Mr. E. M. Forster, on his recent visit to America, agreed to a representation from his most famous novel, A Passage to India. This piece is a scene in a court room in India, where the young English woman, who had gone to India to visit her fiance, undertakes to testify against the native who in her bewilderment, she feels had (or had not) attempted an offence against her in the darkness of a cave on a tourist visit to the Marabar Hills.

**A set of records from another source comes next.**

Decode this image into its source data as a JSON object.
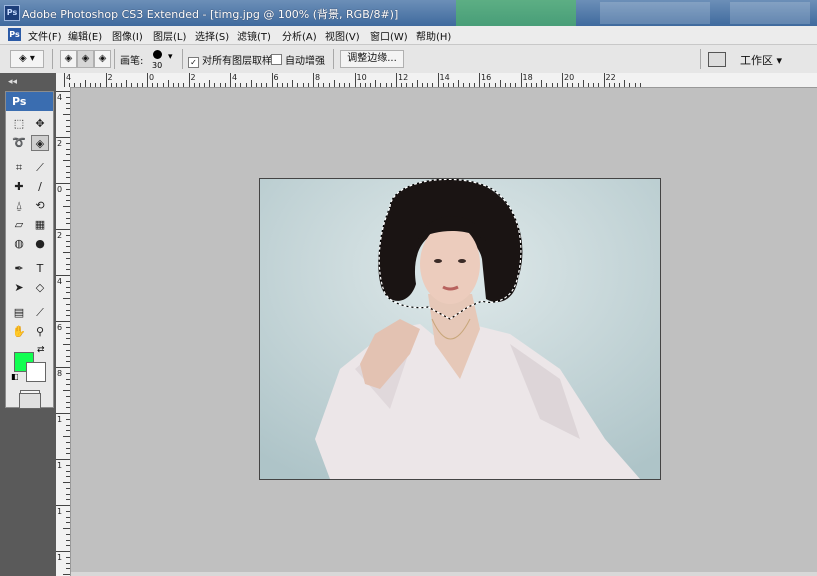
{
  "titlebar": {
    "title": "Adobe Photoshop CS3 Extended - [timg.jpg @ 100% (背景, RGB/8#)]",
    "app_icon": "Ps"
  },
  "menu": {
    "doc_icon": "Ps",
    "items": [
      "文件(F)",
      "编辑(E)",
      "图像(I)",
      "图层(L)",
      "选择(S)",
      "滤镜(T)",
      "分析(A)",
      "视图(V)",
      "窗口(W)",
      "帮助(H)"
    ]
  },
  "options": {
    "brush_label": "画笔:",
    "brush_size": "30",
    "sample_all_label": "对所有图层取样",
    "sample_all_checked": true,
    "auto_enhance_label": "自动增强",
    "auto_enhance_checked": false,
    "refine_edge_label": "调整边缘...",
    "workspace_label": "工作区",
    "workspace_arrow": "▾"
  },
  "toolbox": {
    "logo": "Ps",
    "collapse": "◂◂",
    "tools": [
      {
        "name": "rect-marquee",
        "glyph": "⬚"
      },
      {
        "name": "move",
        "glyph": "✥"
      },
      {
        "name": "lasso",
        "glyph": "➰"
      },
      {
        "name": "quick-select",
        "glyph": "◈"
      },
      {
        "name": "crop",
        "glyph": "⌗"
      },
      {
        "name": "slice",
        "glyph": "⟋"
      },
      {
        "name": "healing",
        "glyph": "✚"
      },
      {
        "name": "brush",
        "glyph": "∕"
      },
      {
        "name": "stamp",
        "glyph": "⍙"
      },
      {
        "name": "history-brush",
        "glyph": "⟲"
      },
      {
        "name": "eraser",
        "glyph": "▱"
      },
      {
        "name": "gradient",
        "glyph": "▦"
      },
      {
        "name": "blur",
        "glyph": "◍"
      },
      {
        "name": "dodge",
        "glyph": "●"
      },
      {
        "name": "pen",
        "glyph": "✒"
      },
      {
        "name": "type",
        "glyph": "T"
      },
      {
        "name": "path-select",
        "glyph": "➤"
      },
      {
        "name": "shape",
        "glyph": "◇"
      },
      {
        "name": "notes",
        "glyph": "▤"
      },
      {
        "name": "eyedropper",
        "glyph": "⟋"
      },
      {
        "name": "hand",
        "glyph": "✋"
      },
      {
        "name": "zoom",
        "glyph": "⚲"
      }
    ],
    "fg_color": "#12ff52",
    "bg_color": "#ffffff"
  },
  "rulers": {
    "h": [
      "4",
      "2",
      "0",
      "2",
      "4",
      "6",
      "8",
      "10",
      "12",
      "14",
      "16",
      "18",
      "20",
      "22"
    ],
    "v": [
      "4",
      "2",
      "0",
      "2",
      "4",
      "6",
      "8",
      "1",
      "1",
      "1",
      "1"
    ]
  }
}
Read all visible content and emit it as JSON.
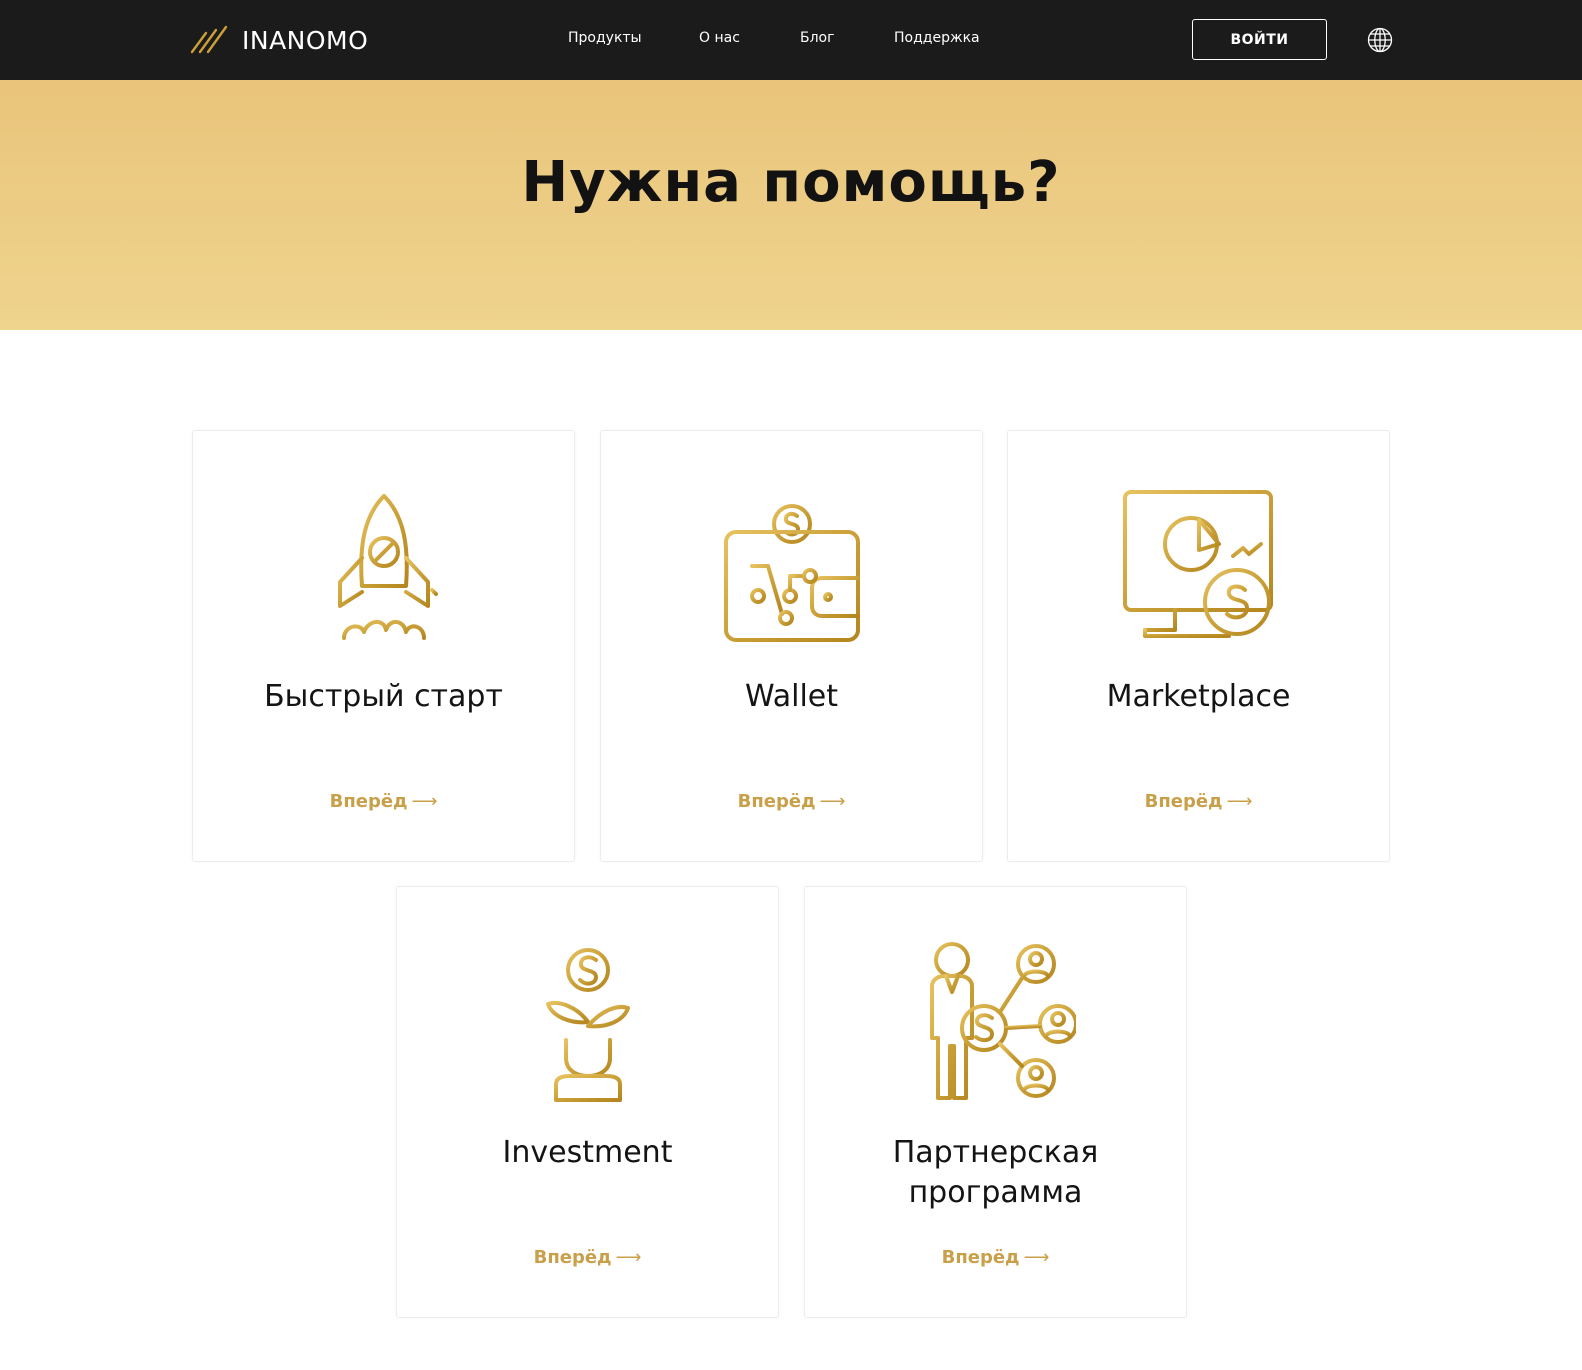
{
  "header": {
    "brand": "INANOMO",
    "nav": [
      {
        "label": "Продукты"
      },
      {
        "label": "О нас"
      },
      {
        "label": "Блог"
      },
      {
        "label": "Поддержка"
      }
    ],
    "login_label": "ВОЙТИ",
    "language_icon": "globe-icon"
  },
  "hero": {
    "title": "Нужна помощь?"
  },
  "cards": [
    {
      "title": "Быстрый старт",
      "link": "Вперёд",
      "icon": "rocket-icon"
    },
    {
      "title": "Wallet",
      "link": "Вперёд",
      "icon": "wallet-icon"
    },
    {
      "title": "Marketplace",
      "link": "Вперёд",
      "icon": "monitor-chart-icon"
    },
    {
      "title": "Investment",
      "link": "Вперёд",
      "icon": "money-plant-icon"
    },
    {
      "title": "Партнерская программа",
      "link": "Вперёд",
      "icon": "partner-network-icon"
    }
  ],
  "colors": {
    "header_bg": "#1b1b1b",
    "hero_gradient_top": "#e9c47a",
    "hero_gradient_bottom": "#efd48e",
    "accent_gold": "#c9a04a"
  }
}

THE COURT was crowded and of course very hot, and the first person Adela noticed in it was the humblest of all who were present, a person who had no bearing officially upon the trial; the man who pulled the punkah. Almost naked, and splendidly formed, he sat on a raised platform near the back, in the middle of the central gangway, and he caught her attention as she came in, and he seemed to control the proceedings. He had the strength and beauty that sometimes come to flower in Indians of low birth. When that strange race nears the dust and is condemned as untouchable, then nature remembers the physical perfection that she accomplished elsewhere, and throws out a god--not many, but one here and there, to prove to society how little its categories impress her. This man would have been notable anywhere: among the thin-hammed, flat-chested mediocrities of Chandrapore he stood out as divine, yet he was of the city, its garbage had nourished him, he would end on its rubbish heaps. Pulling the rope towards him, relaxing it rhythmically, sending swirls of air over others, receiving none himself, he seemed apart from human destinies, a male fate, a winnower of souls. Opposite him, also on a platform, sat the little assistant magistrate, cultivated, self-conscious, and conscientious. The punkah wallah was none of these things: he scarcely knew that he